### [Assignment]
The required answer is every line of the data containing the word "Centre".

### [Dataset content]
--

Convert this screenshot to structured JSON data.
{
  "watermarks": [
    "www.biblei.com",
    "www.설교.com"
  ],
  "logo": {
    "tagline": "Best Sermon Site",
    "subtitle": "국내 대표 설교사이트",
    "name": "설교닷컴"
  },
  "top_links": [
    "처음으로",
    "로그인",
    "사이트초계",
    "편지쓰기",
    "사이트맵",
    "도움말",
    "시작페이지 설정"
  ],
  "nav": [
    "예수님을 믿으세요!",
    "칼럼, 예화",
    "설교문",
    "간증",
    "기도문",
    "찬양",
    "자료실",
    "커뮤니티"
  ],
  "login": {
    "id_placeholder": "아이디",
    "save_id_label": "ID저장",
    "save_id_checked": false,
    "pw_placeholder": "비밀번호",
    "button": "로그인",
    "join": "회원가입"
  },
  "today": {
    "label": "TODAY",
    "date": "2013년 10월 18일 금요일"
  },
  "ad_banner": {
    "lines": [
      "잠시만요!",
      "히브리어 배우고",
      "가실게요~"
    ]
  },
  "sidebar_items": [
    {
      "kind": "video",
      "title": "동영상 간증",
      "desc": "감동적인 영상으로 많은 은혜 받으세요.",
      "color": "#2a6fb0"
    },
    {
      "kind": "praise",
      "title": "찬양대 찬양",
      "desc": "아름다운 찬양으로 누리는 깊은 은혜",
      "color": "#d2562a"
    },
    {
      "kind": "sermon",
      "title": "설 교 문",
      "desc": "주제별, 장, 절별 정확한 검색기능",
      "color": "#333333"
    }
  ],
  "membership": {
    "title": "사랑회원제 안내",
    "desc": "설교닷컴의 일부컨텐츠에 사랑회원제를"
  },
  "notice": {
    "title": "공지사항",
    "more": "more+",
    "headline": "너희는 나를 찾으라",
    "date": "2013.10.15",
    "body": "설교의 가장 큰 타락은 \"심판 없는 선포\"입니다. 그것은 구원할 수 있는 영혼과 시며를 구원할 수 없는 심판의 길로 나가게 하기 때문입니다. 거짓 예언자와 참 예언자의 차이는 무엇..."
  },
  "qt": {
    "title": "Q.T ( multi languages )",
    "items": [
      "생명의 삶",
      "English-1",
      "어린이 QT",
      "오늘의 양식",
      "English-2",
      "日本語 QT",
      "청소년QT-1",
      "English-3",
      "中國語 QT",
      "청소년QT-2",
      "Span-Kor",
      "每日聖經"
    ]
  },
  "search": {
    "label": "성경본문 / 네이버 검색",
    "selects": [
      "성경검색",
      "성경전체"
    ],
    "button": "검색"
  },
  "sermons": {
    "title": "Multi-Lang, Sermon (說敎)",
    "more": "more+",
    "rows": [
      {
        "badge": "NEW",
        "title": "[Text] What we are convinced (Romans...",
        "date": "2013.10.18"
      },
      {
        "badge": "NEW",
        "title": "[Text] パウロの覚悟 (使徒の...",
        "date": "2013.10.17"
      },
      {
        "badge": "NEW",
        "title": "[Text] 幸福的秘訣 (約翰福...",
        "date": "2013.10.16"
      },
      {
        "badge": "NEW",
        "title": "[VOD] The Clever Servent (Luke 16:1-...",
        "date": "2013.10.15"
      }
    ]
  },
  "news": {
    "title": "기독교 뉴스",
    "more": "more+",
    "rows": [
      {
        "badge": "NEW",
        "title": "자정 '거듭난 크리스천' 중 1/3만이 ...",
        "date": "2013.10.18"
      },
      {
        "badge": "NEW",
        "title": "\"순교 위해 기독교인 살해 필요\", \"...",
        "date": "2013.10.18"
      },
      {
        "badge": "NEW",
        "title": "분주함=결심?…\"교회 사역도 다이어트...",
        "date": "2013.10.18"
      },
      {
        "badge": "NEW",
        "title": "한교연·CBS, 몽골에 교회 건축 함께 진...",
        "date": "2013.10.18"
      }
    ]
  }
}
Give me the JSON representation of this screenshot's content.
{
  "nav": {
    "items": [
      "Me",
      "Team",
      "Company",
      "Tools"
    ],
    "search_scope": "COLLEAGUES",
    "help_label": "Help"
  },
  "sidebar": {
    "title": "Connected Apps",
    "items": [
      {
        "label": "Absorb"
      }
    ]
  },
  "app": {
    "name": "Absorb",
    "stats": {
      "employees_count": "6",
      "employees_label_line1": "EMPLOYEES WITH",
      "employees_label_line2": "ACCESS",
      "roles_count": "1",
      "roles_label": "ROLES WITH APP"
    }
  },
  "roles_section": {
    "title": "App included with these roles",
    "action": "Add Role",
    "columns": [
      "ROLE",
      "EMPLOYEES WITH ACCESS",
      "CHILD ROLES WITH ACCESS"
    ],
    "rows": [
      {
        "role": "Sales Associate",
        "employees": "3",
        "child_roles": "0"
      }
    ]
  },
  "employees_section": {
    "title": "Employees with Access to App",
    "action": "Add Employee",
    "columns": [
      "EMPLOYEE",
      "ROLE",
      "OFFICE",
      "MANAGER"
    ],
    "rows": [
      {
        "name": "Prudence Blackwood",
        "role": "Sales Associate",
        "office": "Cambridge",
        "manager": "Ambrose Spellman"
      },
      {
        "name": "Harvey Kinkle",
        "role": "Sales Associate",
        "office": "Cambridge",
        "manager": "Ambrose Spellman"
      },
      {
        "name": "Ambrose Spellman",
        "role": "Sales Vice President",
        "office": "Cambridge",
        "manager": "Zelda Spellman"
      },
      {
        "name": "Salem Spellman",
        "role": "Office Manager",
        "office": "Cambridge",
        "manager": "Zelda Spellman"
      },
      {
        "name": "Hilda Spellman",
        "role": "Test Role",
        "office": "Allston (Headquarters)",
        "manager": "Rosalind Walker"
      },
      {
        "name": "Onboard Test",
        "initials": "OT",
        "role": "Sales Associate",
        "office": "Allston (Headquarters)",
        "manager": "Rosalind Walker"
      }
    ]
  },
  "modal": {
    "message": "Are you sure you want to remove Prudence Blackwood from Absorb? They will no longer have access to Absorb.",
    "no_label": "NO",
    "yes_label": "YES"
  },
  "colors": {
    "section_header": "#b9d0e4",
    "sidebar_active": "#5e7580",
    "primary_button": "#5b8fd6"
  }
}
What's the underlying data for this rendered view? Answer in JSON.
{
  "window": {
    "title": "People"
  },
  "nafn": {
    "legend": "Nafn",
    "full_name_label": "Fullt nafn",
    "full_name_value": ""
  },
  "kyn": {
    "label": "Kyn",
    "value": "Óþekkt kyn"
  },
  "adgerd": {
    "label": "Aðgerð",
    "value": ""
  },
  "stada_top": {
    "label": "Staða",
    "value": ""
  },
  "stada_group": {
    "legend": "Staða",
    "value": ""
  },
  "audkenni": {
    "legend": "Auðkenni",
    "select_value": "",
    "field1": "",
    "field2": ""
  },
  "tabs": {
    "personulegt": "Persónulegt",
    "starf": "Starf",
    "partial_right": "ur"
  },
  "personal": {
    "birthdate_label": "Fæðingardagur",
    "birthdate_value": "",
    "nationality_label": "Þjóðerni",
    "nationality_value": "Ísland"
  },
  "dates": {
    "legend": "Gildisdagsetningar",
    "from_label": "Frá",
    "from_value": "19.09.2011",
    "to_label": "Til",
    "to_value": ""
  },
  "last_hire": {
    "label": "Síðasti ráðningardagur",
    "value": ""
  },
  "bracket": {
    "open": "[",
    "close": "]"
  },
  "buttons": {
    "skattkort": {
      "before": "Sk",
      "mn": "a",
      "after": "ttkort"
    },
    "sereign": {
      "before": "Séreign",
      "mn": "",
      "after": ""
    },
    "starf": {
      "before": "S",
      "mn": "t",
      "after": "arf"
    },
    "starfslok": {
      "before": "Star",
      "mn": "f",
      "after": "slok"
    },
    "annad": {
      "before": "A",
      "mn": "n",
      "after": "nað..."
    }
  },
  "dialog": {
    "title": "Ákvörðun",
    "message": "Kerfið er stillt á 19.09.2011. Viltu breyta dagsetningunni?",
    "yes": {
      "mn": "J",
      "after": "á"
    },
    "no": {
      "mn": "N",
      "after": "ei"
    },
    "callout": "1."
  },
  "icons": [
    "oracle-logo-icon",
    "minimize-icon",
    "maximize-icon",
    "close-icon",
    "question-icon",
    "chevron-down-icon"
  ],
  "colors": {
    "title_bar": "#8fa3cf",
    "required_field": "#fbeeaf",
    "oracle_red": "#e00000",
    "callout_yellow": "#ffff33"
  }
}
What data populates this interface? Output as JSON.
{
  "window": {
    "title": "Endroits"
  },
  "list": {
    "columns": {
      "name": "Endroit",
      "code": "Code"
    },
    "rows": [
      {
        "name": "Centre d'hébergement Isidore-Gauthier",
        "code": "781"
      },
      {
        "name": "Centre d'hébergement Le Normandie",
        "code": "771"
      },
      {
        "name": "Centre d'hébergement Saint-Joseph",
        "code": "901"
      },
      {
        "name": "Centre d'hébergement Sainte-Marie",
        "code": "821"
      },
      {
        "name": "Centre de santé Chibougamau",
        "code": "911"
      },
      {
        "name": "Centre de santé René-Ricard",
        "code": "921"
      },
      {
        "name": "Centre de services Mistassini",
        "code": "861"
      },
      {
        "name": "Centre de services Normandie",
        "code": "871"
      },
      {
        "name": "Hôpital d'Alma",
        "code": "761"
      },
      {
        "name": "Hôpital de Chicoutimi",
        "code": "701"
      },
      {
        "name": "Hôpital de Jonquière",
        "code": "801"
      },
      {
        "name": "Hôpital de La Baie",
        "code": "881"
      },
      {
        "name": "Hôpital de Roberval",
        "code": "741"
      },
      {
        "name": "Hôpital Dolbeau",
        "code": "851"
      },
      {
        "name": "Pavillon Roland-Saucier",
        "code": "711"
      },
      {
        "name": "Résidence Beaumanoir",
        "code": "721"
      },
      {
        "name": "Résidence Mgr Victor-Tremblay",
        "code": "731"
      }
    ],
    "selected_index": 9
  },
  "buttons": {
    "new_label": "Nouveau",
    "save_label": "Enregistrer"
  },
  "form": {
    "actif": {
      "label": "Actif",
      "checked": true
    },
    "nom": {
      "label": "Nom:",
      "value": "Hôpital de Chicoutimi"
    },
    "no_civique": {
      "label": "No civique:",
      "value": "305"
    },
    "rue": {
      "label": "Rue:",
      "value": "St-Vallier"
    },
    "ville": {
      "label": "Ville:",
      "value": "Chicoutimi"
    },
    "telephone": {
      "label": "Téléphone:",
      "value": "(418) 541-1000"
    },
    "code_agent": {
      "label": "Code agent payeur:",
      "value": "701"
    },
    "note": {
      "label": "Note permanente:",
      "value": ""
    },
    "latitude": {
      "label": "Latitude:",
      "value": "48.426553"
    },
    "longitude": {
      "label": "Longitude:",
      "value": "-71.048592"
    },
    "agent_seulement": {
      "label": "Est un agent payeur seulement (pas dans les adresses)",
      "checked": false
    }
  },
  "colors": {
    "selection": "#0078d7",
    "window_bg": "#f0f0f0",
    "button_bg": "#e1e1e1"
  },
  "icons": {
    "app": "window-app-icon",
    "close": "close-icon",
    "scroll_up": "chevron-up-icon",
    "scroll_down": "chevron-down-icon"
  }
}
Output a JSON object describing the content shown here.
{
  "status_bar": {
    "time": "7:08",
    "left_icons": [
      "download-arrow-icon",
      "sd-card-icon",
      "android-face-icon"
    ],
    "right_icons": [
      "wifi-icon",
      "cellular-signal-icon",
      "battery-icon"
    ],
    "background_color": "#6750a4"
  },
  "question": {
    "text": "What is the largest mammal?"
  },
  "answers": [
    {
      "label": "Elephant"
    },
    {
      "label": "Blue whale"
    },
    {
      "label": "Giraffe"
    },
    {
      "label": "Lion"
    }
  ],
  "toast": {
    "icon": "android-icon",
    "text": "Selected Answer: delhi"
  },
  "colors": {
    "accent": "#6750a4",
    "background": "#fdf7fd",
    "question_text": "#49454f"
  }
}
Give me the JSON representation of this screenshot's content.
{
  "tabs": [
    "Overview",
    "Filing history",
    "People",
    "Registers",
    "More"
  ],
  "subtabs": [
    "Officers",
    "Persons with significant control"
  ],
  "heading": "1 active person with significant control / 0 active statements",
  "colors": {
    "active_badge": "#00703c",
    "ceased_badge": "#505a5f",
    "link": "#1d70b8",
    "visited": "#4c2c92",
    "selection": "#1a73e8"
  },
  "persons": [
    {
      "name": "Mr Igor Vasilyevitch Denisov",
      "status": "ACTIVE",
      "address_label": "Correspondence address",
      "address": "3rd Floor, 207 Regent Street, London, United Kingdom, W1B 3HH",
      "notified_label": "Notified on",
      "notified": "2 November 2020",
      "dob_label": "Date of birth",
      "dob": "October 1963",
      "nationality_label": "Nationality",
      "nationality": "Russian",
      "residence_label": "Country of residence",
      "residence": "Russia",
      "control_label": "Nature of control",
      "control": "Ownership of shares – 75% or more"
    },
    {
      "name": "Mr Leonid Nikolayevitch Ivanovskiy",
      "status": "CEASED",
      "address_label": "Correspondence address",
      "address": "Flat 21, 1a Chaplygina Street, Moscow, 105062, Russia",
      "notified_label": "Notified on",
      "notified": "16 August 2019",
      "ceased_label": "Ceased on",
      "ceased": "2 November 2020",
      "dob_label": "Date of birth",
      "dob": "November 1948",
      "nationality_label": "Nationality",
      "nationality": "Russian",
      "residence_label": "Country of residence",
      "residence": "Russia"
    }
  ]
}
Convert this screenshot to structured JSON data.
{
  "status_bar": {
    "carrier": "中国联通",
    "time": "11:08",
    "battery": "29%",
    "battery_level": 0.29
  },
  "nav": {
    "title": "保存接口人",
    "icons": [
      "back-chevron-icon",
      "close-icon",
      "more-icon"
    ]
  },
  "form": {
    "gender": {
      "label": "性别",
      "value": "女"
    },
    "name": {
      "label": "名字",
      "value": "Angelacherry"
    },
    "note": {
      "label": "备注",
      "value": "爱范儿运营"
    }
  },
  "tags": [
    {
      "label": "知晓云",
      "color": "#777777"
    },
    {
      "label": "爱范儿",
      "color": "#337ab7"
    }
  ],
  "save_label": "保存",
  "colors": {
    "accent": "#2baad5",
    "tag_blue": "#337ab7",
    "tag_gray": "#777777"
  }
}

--

### [Solution for this task]
        "name": "Centre d'hébergement Isidore-Gauthier",
        "name": "Centre d'hébergement Le Normandie",
        "name": "Centre d'hébergement Saint-Joseph",
        "name": "Centre d'hébergement Sainte-Marie",
        "name": "Centre de santé Chibougamau",
        "name": "Centre de santé René-Ricard",
        "name": "Centre de services Mistassini",
        "name": "Centre de services Normandie",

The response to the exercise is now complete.